I know it’s hard. Thinking about someone else raising our children stops us all in our tracks. But we must. If we don’t, and something happens to us, a stranger will determine who raises our children – and your child’s guardian could be a relative you despise or even a stranger you’ve never met. It happens.
No one will ever be you or parent exactly like you, but you can’t let that stop you from naming a guardian. In fact, the guardian of your children would easily become the most important person in their lives and could be the difference between them surviving the tragedy of losing you and going on to be happy, healthy, and successful or not. And while the likelihood of your guardian actually having to take over is slim, the consequences of having a stranger make that incredibly important decision could be dire.

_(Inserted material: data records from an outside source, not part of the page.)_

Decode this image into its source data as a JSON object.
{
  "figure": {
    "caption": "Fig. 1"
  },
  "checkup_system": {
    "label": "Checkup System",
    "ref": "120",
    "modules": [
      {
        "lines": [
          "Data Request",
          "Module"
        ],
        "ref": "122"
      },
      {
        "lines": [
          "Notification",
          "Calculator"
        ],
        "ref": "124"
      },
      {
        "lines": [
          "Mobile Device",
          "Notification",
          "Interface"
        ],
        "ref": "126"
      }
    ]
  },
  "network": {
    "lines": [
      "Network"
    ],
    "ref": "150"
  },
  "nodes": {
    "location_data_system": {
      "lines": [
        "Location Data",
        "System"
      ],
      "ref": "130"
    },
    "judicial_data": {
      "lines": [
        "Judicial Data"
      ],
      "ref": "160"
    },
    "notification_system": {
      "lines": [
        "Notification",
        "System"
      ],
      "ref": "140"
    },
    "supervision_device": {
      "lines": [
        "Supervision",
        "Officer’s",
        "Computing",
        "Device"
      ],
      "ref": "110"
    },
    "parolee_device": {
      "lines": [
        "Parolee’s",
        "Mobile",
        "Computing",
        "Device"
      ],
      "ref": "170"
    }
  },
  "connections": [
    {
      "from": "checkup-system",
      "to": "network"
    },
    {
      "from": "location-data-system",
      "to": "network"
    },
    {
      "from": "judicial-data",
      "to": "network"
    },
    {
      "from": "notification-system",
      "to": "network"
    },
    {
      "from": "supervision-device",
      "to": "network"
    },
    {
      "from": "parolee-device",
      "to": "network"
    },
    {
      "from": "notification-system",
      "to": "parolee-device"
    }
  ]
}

If you have not named a guardian and something happens to you – a stranger who does not know you, your child, or your relatives and friends – will determine who will raise your child. Anyone can ask to be considered, and the judge will have the authority to decide. Keep in mind, too, families tend to fight over children, especially if there’s money involved. And fights can lead judges to order the child into foster care until the matter is resolved. On the other hand, if you name a guardian, all of that can be avoided.
How to Choose a Guardian
Your child’s guardian can be a relative or friend. Here are some of the factors to consider when selecting guardians (and don’t forget to select back up guardians, too).
- How well the child and potential guardian know and enjoy each other
- Parenting style, moral values, educational level, health practices, religious/spiritual beliefs
- Location – if the guardian lives far away, your child would have to move from a familiar school, friends, and neighborhood
- The child’s age and the age and health of the guardian-candidates:
- Grandparents may have the time, but they may or may not have the energy to keep up with a toddler or teenager.
- An older guardian may become ill and/or even die before the child is grown, so there would be a double loss.
- A younger guardian, especially a sibling, may be concentrating on finishing college or starting a career.
Remember, it Doesn’t Count if You Don’t Document it
I know it’s not easy, but don’t let that stop you. I’m happy to talk this through with you and legally document your wishes. And know that you can change your mind and select a different guardian anytime you’d like – also – the chances of needing the guardian you’ve named are small; but, you’re a parent and your job is to provide for and protect your children no matter what, so if you haven’t taken care of naming legal guardians yet, stop procrastinating and get it done.
Dedicated to empowering your family, building your wealth and securing your legacy,